Courtesy: The Rochester Democrat and ChronicleBall's nonstop motor helps to spark RhinosJeff DiVeronica
Staff writer June 29, 2007
A few months shy of his 35th birthday, John Ball is the oldest player on the Rhinos' roster.
He has never been a fitness freak, admits to smoking a cigarette or two over the years and doesn't shy away from junk food.
But when Rochester was pushed to the brink in Tuesday's Lamar Hunt U.S. Open Cup match, there was Ball, running just as hard in the 120th minute as he was in the first.
"I guess I just have good genes," the veteran midfielder says with a laugh.
Ray Reid, his college coach at Southern Connecticut State who has revitalized the UConn's program, used to joke that Ball had three lungs.
But Ball has brought more than an amazing work rate to Rochester's teams the past three years. He brings intensity and the savvy the young Rhinos need. He'll mouth off to an opponent, an official or even a teammate, depending if he feels it's necessary.
"I think sometimes our team needs a fire lit under their butt," said Ball, an 11-year veteran of the USL First Division with more than 175 matches under his belt for six different teams.
"With the referees, I've been around so long I know a lot of them from indoor (soccer) or outdoor. I know what I can get away with and when to just shut up."
Rochester faces one of Ball's former teams tonight at PAETEC Park when it plays the Atlanta Silverbacks. It's a matchup of teams going in opposite directions.
Atlanta is 0-4-2 in it last six while the Rhinos are 4-0-3 since a May 20 loss at USL leader Vancouver.
Rhinos coach Laurie Calloway has said he likes Ball's ability to rile up his own teammates and even opponents. But Ball has learned over the years when to take his foot off the gas pedal.
Early in Tuesday's 2-1 comeback win over Western Mass, he tangled with an opponent on the sideline. As the opponent stood up, he stiff-armed Ball, who exaggerated the push and went to the ground.
But the gamesmanship fired up his teammates, who racked up a record 40 shots and dominated, even if they could only manage to score twice.
Ball assisted on Aaran Lines' game-winning goal in overtime.
"He's tenacious and he's a proven commodity in this league," said former Rhinos general manager Chris Economides, who wanted desperately to acquire Ball when the Rhinos got off to a slow start in Calloway's first season (2005).
"Once he got married and settled down his whole mindset changed."
Ball nearly signed with Atlanta in 2005, but he came back to Rochester, where he played in 2000 before being released midway through the season.

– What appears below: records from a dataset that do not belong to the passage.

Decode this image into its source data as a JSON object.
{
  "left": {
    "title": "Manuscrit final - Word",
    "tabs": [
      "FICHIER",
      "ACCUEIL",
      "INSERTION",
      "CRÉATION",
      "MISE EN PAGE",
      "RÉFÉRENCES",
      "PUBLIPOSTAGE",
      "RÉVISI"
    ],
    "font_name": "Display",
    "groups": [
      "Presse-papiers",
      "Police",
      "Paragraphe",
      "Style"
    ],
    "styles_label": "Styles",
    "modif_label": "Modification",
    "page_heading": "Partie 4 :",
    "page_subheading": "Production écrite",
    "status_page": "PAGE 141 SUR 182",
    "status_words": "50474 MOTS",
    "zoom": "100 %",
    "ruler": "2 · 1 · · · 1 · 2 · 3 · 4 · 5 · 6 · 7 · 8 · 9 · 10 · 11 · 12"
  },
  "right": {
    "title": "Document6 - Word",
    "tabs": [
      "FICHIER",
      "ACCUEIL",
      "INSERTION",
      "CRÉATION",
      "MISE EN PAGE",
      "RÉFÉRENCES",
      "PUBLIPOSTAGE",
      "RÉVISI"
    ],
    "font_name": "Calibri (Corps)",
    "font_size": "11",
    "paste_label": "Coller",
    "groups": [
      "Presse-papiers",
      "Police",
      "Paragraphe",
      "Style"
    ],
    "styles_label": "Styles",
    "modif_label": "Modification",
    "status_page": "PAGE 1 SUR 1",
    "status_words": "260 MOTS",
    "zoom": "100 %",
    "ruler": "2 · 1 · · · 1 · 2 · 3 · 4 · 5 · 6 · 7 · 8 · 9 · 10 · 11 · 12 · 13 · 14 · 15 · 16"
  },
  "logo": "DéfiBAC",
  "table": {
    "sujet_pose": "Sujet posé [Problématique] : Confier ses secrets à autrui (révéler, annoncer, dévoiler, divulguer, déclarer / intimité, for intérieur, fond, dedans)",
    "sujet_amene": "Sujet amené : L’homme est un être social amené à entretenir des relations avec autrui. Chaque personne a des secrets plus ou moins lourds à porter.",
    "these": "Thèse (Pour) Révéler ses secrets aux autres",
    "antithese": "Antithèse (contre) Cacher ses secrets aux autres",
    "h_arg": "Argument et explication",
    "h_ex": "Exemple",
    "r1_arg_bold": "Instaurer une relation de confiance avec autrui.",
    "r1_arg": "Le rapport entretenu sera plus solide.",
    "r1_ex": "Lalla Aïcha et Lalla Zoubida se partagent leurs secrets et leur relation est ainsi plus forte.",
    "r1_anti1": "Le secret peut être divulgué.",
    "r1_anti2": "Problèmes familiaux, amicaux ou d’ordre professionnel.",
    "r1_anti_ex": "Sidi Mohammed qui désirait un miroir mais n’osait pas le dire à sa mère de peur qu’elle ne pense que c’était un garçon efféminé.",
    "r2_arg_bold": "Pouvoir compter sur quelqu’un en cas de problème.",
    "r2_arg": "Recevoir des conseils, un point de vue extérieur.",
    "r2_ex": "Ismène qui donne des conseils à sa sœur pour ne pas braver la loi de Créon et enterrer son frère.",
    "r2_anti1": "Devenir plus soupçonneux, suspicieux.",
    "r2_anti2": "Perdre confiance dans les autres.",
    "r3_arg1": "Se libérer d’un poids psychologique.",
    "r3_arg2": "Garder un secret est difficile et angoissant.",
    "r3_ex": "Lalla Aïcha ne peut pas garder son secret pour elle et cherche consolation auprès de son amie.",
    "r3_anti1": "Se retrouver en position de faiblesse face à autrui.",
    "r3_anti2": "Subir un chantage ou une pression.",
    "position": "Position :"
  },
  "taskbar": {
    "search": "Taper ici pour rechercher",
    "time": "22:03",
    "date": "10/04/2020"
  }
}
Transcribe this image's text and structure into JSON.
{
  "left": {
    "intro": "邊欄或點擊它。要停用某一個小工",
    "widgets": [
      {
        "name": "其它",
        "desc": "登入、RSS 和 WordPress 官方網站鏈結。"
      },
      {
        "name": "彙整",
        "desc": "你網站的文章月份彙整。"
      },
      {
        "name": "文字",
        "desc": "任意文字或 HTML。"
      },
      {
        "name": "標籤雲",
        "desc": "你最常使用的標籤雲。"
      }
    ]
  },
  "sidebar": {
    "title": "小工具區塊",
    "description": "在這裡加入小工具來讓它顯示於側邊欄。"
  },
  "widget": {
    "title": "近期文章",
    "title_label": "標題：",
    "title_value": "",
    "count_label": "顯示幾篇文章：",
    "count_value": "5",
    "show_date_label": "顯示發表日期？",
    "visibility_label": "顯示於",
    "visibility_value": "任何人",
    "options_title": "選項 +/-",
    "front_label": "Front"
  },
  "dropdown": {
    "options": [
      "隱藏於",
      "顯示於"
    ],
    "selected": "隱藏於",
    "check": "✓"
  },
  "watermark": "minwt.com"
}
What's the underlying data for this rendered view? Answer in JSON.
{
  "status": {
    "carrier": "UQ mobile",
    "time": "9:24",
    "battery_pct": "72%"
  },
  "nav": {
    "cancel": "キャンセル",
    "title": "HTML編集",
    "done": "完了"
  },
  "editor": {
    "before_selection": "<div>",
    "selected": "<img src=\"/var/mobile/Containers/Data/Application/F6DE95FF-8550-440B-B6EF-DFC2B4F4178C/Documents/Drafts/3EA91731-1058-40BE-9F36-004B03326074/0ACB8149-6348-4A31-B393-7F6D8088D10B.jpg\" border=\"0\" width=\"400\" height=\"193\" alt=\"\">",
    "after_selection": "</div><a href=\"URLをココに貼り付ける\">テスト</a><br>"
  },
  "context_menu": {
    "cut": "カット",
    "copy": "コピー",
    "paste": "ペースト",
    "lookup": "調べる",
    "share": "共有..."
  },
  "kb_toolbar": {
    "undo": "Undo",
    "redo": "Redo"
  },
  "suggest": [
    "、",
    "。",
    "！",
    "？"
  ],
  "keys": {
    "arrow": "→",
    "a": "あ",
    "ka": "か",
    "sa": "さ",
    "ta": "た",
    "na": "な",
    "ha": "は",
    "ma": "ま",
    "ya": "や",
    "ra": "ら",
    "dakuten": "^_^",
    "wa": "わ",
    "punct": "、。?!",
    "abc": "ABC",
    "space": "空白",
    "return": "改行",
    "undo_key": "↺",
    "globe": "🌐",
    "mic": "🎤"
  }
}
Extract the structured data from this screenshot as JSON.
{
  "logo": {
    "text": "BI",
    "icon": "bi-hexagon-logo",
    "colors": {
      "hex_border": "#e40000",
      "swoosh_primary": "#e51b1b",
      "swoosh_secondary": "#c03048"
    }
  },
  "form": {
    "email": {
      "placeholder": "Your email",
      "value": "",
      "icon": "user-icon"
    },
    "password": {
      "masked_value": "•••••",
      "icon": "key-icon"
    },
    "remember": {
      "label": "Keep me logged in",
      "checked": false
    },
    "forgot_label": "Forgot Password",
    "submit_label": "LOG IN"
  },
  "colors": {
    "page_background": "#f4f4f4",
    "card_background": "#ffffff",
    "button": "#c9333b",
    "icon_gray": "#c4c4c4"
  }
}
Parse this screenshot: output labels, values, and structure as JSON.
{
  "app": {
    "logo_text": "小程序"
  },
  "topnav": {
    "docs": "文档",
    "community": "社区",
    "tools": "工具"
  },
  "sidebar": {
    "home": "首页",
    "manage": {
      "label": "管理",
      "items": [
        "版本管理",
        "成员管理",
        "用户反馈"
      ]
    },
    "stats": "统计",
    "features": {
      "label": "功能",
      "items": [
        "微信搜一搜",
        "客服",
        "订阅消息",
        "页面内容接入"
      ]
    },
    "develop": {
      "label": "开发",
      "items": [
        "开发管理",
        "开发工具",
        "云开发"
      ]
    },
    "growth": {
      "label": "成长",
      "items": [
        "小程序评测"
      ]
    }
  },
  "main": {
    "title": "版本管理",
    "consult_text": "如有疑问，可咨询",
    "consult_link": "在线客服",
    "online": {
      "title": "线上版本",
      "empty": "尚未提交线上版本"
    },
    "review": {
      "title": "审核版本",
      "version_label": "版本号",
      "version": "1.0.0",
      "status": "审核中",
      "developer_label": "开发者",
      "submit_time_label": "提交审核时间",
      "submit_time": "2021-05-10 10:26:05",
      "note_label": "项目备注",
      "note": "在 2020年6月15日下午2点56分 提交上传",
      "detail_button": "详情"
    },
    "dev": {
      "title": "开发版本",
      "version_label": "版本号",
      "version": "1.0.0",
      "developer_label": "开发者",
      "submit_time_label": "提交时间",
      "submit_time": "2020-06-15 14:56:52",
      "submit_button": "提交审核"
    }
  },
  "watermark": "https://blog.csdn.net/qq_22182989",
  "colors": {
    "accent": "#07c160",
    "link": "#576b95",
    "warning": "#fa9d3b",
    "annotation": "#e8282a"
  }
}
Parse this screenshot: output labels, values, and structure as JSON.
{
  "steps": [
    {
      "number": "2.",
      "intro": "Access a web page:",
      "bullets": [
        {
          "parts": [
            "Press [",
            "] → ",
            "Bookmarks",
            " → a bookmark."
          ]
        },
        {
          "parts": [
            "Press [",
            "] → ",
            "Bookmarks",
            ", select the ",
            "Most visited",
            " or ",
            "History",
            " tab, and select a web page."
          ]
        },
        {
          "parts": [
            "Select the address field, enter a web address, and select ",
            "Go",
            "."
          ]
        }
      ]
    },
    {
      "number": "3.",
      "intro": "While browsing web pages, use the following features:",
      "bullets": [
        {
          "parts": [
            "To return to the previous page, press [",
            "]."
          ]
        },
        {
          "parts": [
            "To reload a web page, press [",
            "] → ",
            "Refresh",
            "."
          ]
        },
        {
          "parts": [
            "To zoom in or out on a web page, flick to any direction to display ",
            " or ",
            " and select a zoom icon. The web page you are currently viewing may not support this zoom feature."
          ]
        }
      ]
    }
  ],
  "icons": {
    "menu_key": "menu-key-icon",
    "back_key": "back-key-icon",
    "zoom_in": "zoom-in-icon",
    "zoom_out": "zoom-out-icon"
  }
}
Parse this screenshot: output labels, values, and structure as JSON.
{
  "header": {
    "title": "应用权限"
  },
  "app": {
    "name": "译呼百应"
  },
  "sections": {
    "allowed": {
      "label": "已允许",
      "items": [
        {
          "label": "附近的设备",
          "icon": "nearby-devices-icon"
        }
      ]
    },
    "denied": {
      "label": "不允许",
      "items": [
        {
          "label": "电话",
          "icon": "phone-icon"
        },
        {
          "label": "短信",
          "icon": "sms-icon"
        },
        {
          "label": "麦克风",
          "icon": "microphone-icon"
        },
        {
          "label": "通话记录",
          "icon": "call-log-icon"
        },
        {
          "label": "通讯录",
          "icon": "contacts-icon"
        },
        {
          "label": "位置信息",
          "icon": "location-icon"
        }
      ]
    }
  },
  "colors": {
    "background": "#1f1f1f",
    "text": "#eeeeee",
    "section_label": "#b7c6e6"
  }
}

"This club has so much history, so much tradition," said the Waterbury, Conn., native who spent part of the 1999 season with Chicago (MLS). "I think a lot of our young guys don't know that."
Ball wants to help restore that pride in Rochester. Only he and injured Scott Vallow have any connection to the Rhinos' former championship teams.
"We've finally got this stadium everyone wanted," said Ball, who has won two Division II NCAA championships and two indoor titles with Cleveland but is still trying for his first professional outdoor crown. "We have a good team. I want us to fill it."
Ball actually did lift weights for a few months earlier this year when the birth of his second child, son Jalen, who is eighth months old, changed his morning regimen. The baby would get him up early, so he'd go to the gym.
"I got a little stronger. I have to have something to back up my mouth," he joked.
Ball said he played with even more fury on Tuesday because a chance for a rematch with the New England Revolution (MLS), who eliminated Rochester in the fourth round last year, was on the line.
"I wanted those guys again. That's the bottom line," he said. "I'm still haunted by the inside-the-six goal I missed and I will be until we get them again."
Ball will be around for that July 10 matchup at PAETEC Park. But July 18 he leaves for two weeks to play for the United States futsal team in the Pan-American Games. He already has played in two futsal world championships, including in 2004 in China with Canandaigua's Andy Guastaferro. Futsal is played indoors on a basketball-like court. A smaller but heavier ball is used and the sides are 5-versus-5.
"There's nothing like hearing your national anthem before a game in another country. Gives you chills," he said.
Notes: The Rhinos will be without midfielder Stephen Black and central defender Kenney Bertz tonight because of yellow-card accumulation. Bertz also suffered a broken nose Tuesday. ... Atlanta started 2-0-2 but is winless in its last six matches (0-4-2). The Silverbacks haven't won since May 18. ... Ex-Rhinos David Hayes and recently signed Corey Woolfolk play for Atlanta. Woolfolk also nearly signed with Carolina.
Posted by Luca Ranocchiari